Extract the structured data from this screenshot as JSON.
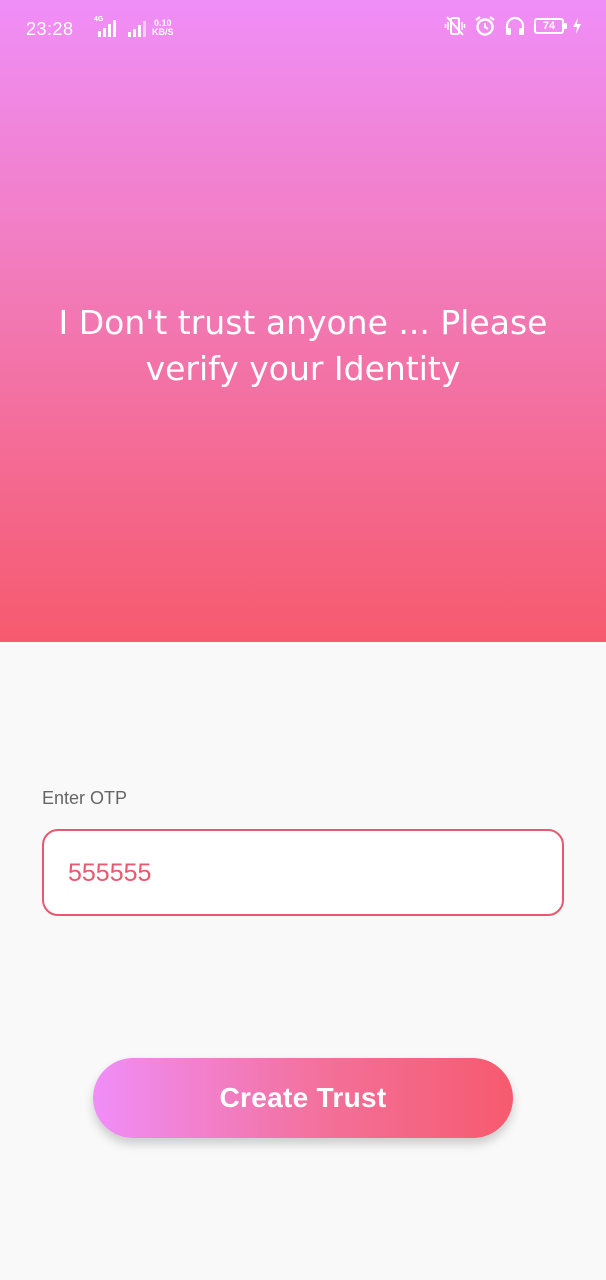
{
  "status_bar": {
    "time": "23:28",
    "signal1_tag": "4G",
    "netspeed_value": "0.10",
    "netspeed_unit": "KB/S",
    "battery": "74",
    "icons": [
      "signal-icon",
      "signal-icon",
      "vibrate-icon",
      "alarm-icon",
      "headphones-icon",
      "battery-icon",
      "charging-icon"
    ]
  },
  "hero": {
    "title": "I Don't trust anyone ... Please verify your Identity"
  },
  "otp": {
    "label": "Enter OTP",
    "value": "555555"
  },
  "actions": {
    "create_trust": "Create Trust"
  },
  "colors": {
    "gradient_start": "#f08ef8",
    "gradient_end": "#f65a6e",
    "accent": "#e8586e",
    "background": "#f9f9f9"
  }
}
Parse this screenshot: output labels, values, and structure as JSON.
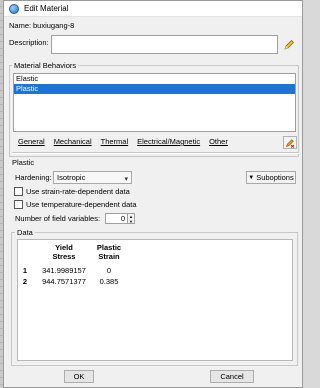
{
  "window": {
    "title": "Edit Material"
  },
  "name_field": {
    "label": "Name:",
    "value": "buxiugang-8"
  },
  "description": {
    "label": "Description:",
    "value": ""
  },
  "behaviors": {
    "title": "Material Behaviors",
    "items": [
      {
        "label": "Elastic",
        "selected": false
      },
      {
        "label": "Plastic",
        "selected": true
      }
    ]
  },
  "menus": [
    "General",
    "Mechanical",
    "Thermal",
    "Electrical/Magnetic",
    "Other"
  ],
  "plastic_section": {
    "title": "Plastic",
    "hardening_label": "Hardening:",
    "hardening_value": "Isotropic",
    "suboptions_label": "Suboptions",
    "strain_rate_label": "Use strain-rate-dependent data",
    "temperature_label": "Use temperature-dependent data",
    "field_vars_label": "Number of field variables:",
    "field_vars_value": "0"
  },
  "data_table": {
    "title": "Data",
    "headers": [
      {
        "line1": "Yield",
        "line2": "Stress"
      },
      {
        "line1": "Plastic",
        "line2": "Strain"
      }
    ],
    "rows": [
      {
        "index": "1",
        "yield_stress": "341.9989157",
        "plastic_strain": "0"
      },
      {
        "index": "2",
        "yield_stress": "944.7571377",
        "plastic_strain": "0.385"
      }
    ]
  },
  "buttons": {
    "ok": "OK",
    "cancel": "Cancel"
  },
  "colors": {
    "selection": "#1e74d3",
    "window_bg": "#f0f0f0"
  }
}
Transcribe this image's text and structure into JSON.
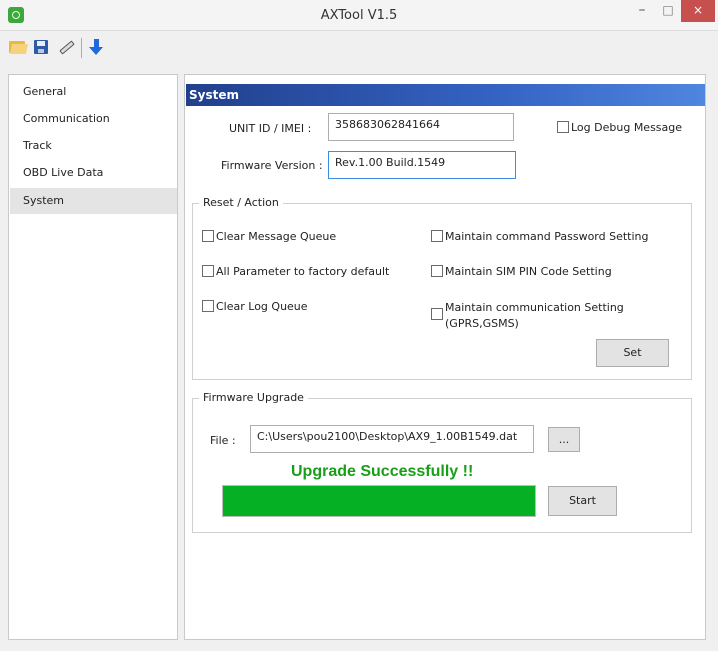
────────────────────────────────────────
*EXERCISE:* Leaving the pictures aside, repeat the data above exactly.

*RESPONSE AREA:*
Extract the structured data from this screenshot as JSON.
{
  "status_bar": {
    "time": "23:28",
    "signal1_tag": "4G",
    "netspeed_value": "0.10",
    "netspeed_unit": "KB/S",
    "battery": "74",
    "icons": [
      "signal-icon",
      "signal-icon",
      "vibrate-icon",
      "alarm-icon",
      "headphones-icon",
      "battery-icon",
      "charging-icon"
    ]
  },
  "hero": {
    "title": "I Don't trust anyone ... Please verify your Identity"
  },
  "otp": {
    "label": "Enter OTP",
    "value": "555555"
  },
  "actions": {
    "create_trust": "Create Trust"
  },
  "colors": {
    "gradient_start": "#f08ef8",
    "gradient_end": "#f65a6e",
    "accent": "#e8586e",
    "background": "#f9f9f9"
  }
}
Parse this screenshot: output labels, values, and structure as JSON.
{
  "window": {
    "title": "Edit Material"
  },
  "name_field": {
    "label": "Name:",
    "value": "buxiugang-8"
  },
  "description": {
    "label": "Description:",
    "value": ""
  },
  "behaviors": {
    "title": "Material Behaviors",
    "items": [
      {
        "label": "Elastic",
        "selected": false
      },
      {
        "label": "Plastic",
        "selected": true
      }
    ]
  },
  "menus": [
    "General",
    "Mechanical",
    "Thermal",
    "Electrical/Magnetic",
    "Other"
  ],
  "plastic_section": {
    "title": "Plastic",
    "hardening_label": "Hardening:",
    "hardening_value": "Isotropic",
    "suboptions_label": "Suboptions",
    "strain_rate_label": "Use strain-rate-dependent data",
    "temperature_label": "Use temperature-dependent data",
    "field_vars_label": "Number of field variables:",
    "field_vars_value": "0"
  },
  "data_table": {
    "title": "Data",
    "headers": [
      {
        "line1": "Yield",
        "line2": "Stress"
      },
      {
        "line1": "Plastic",
        "line2": "Strain"
      }
    ],
    "rows": [
      {
        "index": "1",
        "yield_stress": "341.9989157",
        "plastic_strain": "0"
      },
      {
        "index": "2",
        "yield_stress": "944.7571377",
        "plastic_strain": "0.385"
      }
    ]
  },
  "buttons": {
    "ok": "OK",
    "cancel": "Cancel"
  },
  "colors": {
    "selection": "#1e74d3",
    "window_bg": "#f0f0f0"
  }
}
Transcribe this image's text and structure into JSON.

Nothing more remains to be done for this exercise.